At Feet By Pody, we try a range of chiropody treatments to resolve your toenail problems, but sometimes the only solution is toenail removal surgery with local anesthetic. This procedure provides permanent relief, and our foot specialists manage the entire process in a hygienic medical environment.
Why you might need Toenail Surgery
The most common problem requiring minor toenail surgery is an ingrowing toenail, where the side of your nail cuts into the surrounding skin. Mostly affecting the big toe, the skin can become inflamed and infected which can be very painful.
If this is the first time, you experience an issue with this nail and your condition is not too severe, a podiatrist can try to help the nail by offering a conservative approach to the ingrown toenail. Unfortunately, if it has been left untreated, got infected, or is too embedded in the skin and/or keeps recurring, toenail surgery might be your solution.
There are many different causes for ingrown toenails, including poor nail cutting technique, narrow fitting shoes, or injury. Sometimes it’s simply a case of genetics if you have nails with naturally curved edges.
Other situations requiring toenail surgery are fungal nail infections or thickened toenails that press on your nail bed causing painful corns to form under the nail.
Toenail Surgery Procedure
Many people mistakenly believe toenail surgery is a complicated procedure requiring a hospital visit. However, this is often not the case. It’s a fairly routine procedure that our expert team of podiatrists can perform at any of our London clinics.
We perform two types of surgery: a partial nail avulsion, where we remove one or both sides of the affected nail, or a total nail avulsion, where the entire nail is removed.
The area will be numbed throughout the procedure using local anaesthetic that blocks the nerve endings, so you don’t feel any pain. Once the nail has been removed we use a chemical to destroy the cells, preventing regrowth.
We dress the nail so you can go home, and arrange for follow-up appointments to check that it’s healing properly.
Clinic Canary Wharf E14
Clinic City London EC2
Clinic London Bridge SE1
Can I Eat before the Procedure?
Yes, the procedure is carried out under local anesthetic so you can eat as normal beforehand.
Do I need to wear anything special for Surgery?
We recommend you wear loose-fitting or open-toed shoes on the day of your surgery.
Can I drive after Toenail Surgery?

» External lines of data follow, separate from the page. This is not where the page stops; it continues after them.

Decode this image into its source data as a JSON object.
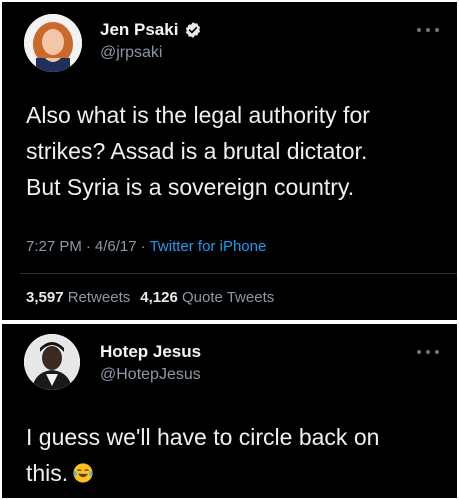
{
  "tweet1": {
    "name": "Jen Psaki",
    "handle": "@jrpsaki",
    "verified": true,
    "text_line1": "Also what is the legal authority for",
    "text_line2": "strikes? Assad is a brutal dictator.",
    "text_line3": "But Syria is a sovereign country.",
    "time": "7:27 PM",
    "date": "4/6/17",
    "source": "Twitter for iPhone",
    "retweets_count": "3,597",
    "retweets_label": "Retweets",
    "quote_count": "4,126",
    "quote_label": "Quote Tweets"
  },
  "tweet2": {
    "name": "Hotep Jesus",
    "handle": "@HotepJesus",
    "text_line1": "I guess we'll have to circle back on",
    "text_line2": "this."
  },
  "icons": {
    "verified": "verified-badge-icon",
    "more": "more-options-icon",
    "emoji": "face-with-tears-of-joy-emoji"
  },
  "colors": {
    "background": "#000000",
    "text": "#e7e9ea",
    "muted": "#8b98a5",
    "link": "#1d9bf0"
  }
}
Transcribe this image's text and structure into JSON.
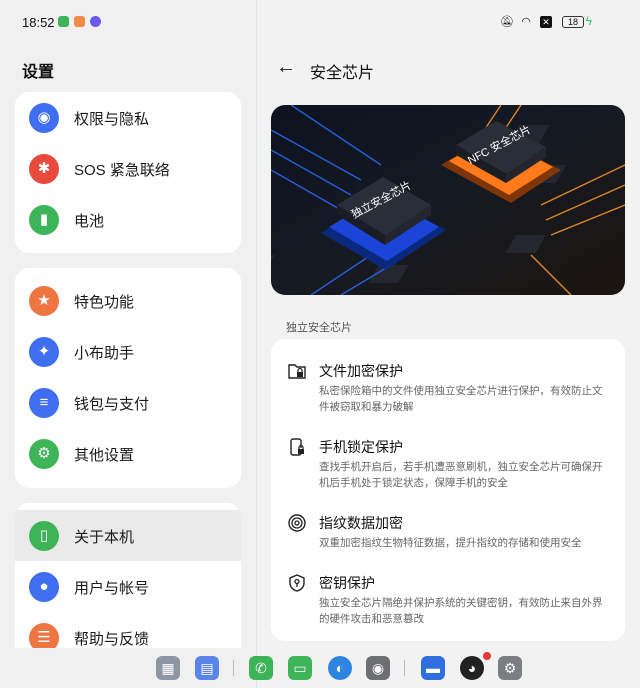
{
  "status": {
    "time": "18:52",
    "battery": "18"
  },
  "left": {
    "title": "设置",
    "groups": [
      {
        "items": [
          {
            "label": "权限与隐私",
            "color": "#3f6ef0",
            "glyph": "◉"
          },
          {
            "label": "SOS 紧急联络",
            "color": "#e84a3c",
            "glyph": "✱"
          },
          {
            "label": "电池",
            "color": "#3cb457",
            "glyph": "▮"
          }
        ]
      },
      {
        "items": [
          {
            "label": "特色功能",
            "color": "#ee7442",
            "glyph": "★"
          },
          {
            "label": "小布助手",
            "color": "#3f6ef0",
            "glyph": "✦"
          },
          {
            "label": "钱包与支付",
            "color": "#3f6ef0",
            "glyph": "≡"
          },
          {
            "label": "其他设置",
            "color": "#3cb457",
            "glyph": "⚙"
          }
        ]
      },
      {
        "items": [
          {
            "label": "关于本机",
            "color": "#3cb457",
            "glyph": "▯"
          },
          {
            "label": "用户与帐号",
            "color": "#3f6ef0",
            "glyph": "●"
          },
          {
            "label": "帮助与反馈",
            "color": "#ee7442",
            "glyph": "☰"
          }
        ]
      }
    ]
  },
  "right": {
    "title": "安全芯片",
    "hero": {
      "chip1": "独立安全芯片",
      "chip2": "NFC 安全芯片"
    },
    "section": "独立安全芯片",
    "features": [
      {
        "name": "文件加密保护",
        "desc": "私密保险箱中的文件使用独立安全芯片进行保护，有效防止文件被窃取和暴力破解",
        "icon": "folder-lock-icon"
      },
      {
        "name": "手机锁定保护",
        "desc": "查找手机开启后，若手机遭恶意刷机，独立安全芯片可确保开机后手机处于锁定状态，保障手机的安全",
        "icon": "phone-lock-icon"
      },
      {
        "name": "指纹数据加密",
        "desc": "双重加密指纹生物特征数据，提升指纹的存储和使用安全",
        "icon": "fingerprint-icon"
      },
      {
        "name": "密钥保护",
        "desc": "独立安全芯片隔绝并保护系统的关键密钥，有效防止来自外界的硬件攻击和恶意篡改",
        "icon": "key-shield-icon"
      }
    ]
  }
}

No, you should arrange for somebody to drive you home. Your motor insurance could be compromised by having a local anesthetic in your toe.
Will it be Painful?
Sometimes patients experience slight discomfort once the local anesthetic has worn off. If so, we advise taking a painkiller such as paracetamol for up to two days afterwards.
Will the nail grow back?
We treat the area with a chemical, phenol, to destroy the cells, preventing regrowth. There is a less than a 10% chance of the problem nail growing back.
What are the Aftercare Procedures?
Once home, we recommend that you rest and keep your foot elevated for a few hours. You can return to work or school the following day, although we advise you refrain from sporting activity for up to three weeks.
Keep your toe dry until your follow-up appointment a few days later, where we will show you how to dress your toe, which you’ll need to do on a daily basis for a few weeks. We’ll have a final review approximately four weeks after surgery.
Why Choose Feet By Pody?
At Feet By Pody, our foot specialists have many years’ experience in toenail removal surgery, and we understand that some people are anxious about the procedure. We only carry out surgery once all other options have been exhausted, and we’ll fully explain the procedure and do our utmost to make you feel at ease throughout.
We operate from six modern, well-equipped clinics in London, where we use the latest stringent sterilization procedures to ensure you receive the most hygienic foot care possible. We can also prescribe and supply antibiotics if necessary.
You can visit Feet By Pody at any of our clinics: